For a number of years, a member of the family that owns Pat’s owned this empty lot, and like we told you before, they were content to hold onto the land without much of a plan. A developer bought the property in 2014, but community opposition scuttled their plan. Yet another developer took over a few years later, and got a variance to build a mixed-use building with 21 apartments and retail on the first floor, along with a trio of homes on Wharton Street. They’ve dubbed the project Wharton Flats, and we shared a rendering last summer, when we last looked in on this property.

Project rendering

With plans finally approved for this long vacant patch of well located land, we were confident that things would finally move forward here. And they did, as foundations appeared last fall. Once steel went in, it seemed like construction stopped for a few months, and then the project got delayed like just about every other project in town due to the COVID construction freeze. Happily, when we passed by the property the other day, we saw that framing is now well underway on the apartment building.

Interestingly, there’s an outstanding zoning application to convert the building from rental apartments to visitor accommodations.

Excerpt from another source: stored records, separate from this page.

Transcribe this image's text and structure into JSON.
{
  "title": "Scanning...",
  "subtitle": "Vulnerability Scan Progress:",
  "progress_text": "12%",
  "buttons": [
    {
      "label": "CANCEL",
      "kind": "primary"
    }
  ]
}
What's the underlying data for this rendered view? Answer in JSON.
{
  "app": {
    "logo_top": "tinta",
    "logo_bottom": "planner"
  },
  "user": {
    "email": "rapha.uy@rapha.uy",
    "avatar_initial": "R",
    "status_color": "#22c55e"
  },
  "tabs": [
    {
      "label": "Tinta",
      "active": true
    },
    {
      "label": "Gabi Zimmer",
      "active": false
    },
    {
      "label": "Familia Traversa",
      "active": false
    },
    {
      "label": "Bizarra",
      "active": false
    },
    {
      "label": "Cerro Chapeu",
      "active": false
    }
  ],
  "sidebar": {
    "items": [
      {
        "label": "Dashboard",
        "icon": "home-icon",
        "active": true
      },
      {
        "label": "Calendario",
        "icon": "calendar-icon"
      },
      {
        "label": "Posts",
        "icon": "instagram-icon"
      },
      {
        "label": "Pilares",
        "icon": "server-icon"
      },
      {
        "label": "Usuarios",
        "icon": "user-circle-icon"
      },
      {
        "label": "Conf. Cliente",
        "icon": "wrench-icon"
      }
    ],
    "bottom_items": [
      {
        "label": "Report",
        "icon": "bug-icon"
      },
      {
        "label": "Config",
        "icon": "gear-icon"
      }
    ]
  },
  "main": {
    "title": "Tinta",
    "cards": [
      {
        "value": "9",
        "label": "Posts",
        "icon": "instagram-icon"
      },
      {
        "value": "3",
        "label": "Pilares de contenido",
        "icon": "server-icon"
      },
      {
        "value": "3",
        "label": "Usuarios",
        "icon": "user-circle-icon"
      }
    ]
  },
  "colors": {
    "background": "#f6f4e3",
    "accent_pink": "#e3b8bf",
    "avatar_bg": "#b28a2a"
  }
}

We have to think this is an attempt to utilize the building as a short-term rental facility, and we wonder whether this will get ZBA approval after the community came out unenthused at the neighborhood zoning meeting a few months back. You know, when the ZBA is a thing again.

Current view

Whether the upstairs units are short or long term rentals, we can still think about what kinds of businesses might open on the first floor of the building. There’s about 5,000 sqft of space available, and a site plan from last year shows that space divided into two spaces. We’re inclined to rule out the possibility of a cheesesteak joint, as that seems to be well saturated at this intersection- but on the other hand, if two cheesesteak places can thrive here, why not a third? Alternately, a soul cycle concept or something of the like might make some sense here, to help work off all those steak sandwiches.